Also, there is no more frustrating phrase in programming than finding this: Microsoft has confirmed that this is a problem in the Microsoft products that are listed at the beginning of this article on MSDN in relation to a problem you are having, like automating OrgCharts in Excel. Argh!

Wednesday, 12 May 2004

HttpHandlers and HttpModules

Both these articles are very useful if you want to understand the handler/module concepts, and get some sample code.

You'll want to know about this if you are doing URL-rewriting, sophistication accept-language-detection or other early-in-the-pipeline processing.

Monday, 3 May 2004

Unicode to Html Entity and back again

WorldPay with C#/.NET [2] also discusses encoding "double byte" (unicode, really) values as Html Entities. The 'final' code is
private string HtmlEntityEncode (string unicodeText) {

int unicodeVal;
string encoded="";
foreach (char c in unicodeText) {
unicodeVal = c;
if ((c >= 49) && (c <= 122)) {
// in 'ascii' range x30 to x7a which is 0-9A-Za-z plus some punctuation
encoded += c; // leave as-is
} else { // outside 'ascii' range - encode
encoded += string.Concat("&#",
unicodeVal.ToString(System.Globalization.NumberFormatInfo.InvariantInfo), ";");
return encoded;
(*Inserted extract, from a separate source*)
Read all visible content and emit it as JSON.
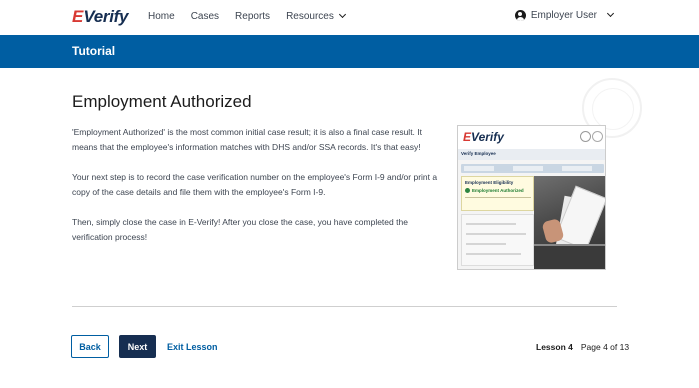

But it's also fairly easy to get your 'original' string back... this code can go anywhere
System.Text.RegularExpressions.Regex entityResolver = 

new System.Text.RegularExpressions.Regex (@"([&][#](?'unicode'\d+);)|([&](?'html'\w+);)");
string outputString = entityResolver.Replace(inputString,
new System.Text.RegularExpressions.MatchEvaluator (ResolveEntity) );

as long as this method is available
private string ResolveEntity (System.Text.RegularExpressions.Match matchToProcess) {

string x = "X"; // default 'char placeholder' if cannot be resolved
if (matchToProcess.Groups["unicode"].Success) {
x = Convert.ToChar(Convert.ToInt32(matchToProcess.Groups["unicode"].Value) ).ToString();
} else {
if (matchToProcess.Groups["html"].Success) {
switch (matchToProcess.Groups["html"].Value.ToLower()) {
// this could be expanded to as many as you like, or (maybe)
// System.Web.HttpUtility.HtmlDecode will work on
// the whole 'entity' string... ?
case "nbsp": x = " ";break;
case "copy": x = "(c)";break;
case "lt": x = "<";break;
case "gt":x = ">";break;
case "amp": x = "&";break;
return x;

UPDATE: list of HTML 4 entities which could be used to write a robust ResolveEntity() method using the 'pattern' abpve/

'Securing' data on client round-trips

When my website users go 'off-site' I want to set some information that I can check later, with some confidence that they have not altered it.

OK, I can put it in a Session variable, but I don't have Sessions enabled. What I want to do is encrypt a little chunk of data which can be added to the ViewState, hidden FORM field or Cookie (ie. it will be "client/transport implementation independent"), and check it again later on...

I think these two articles: String Encryption With Visual Basic .NET and Building Secure ASP.NET Applications: Authentication, Authorization, and Secure Communication might be what I'm looking for... perhaps using Base64 if there's binary data being generated.

If I get it working I'll post it here (as always)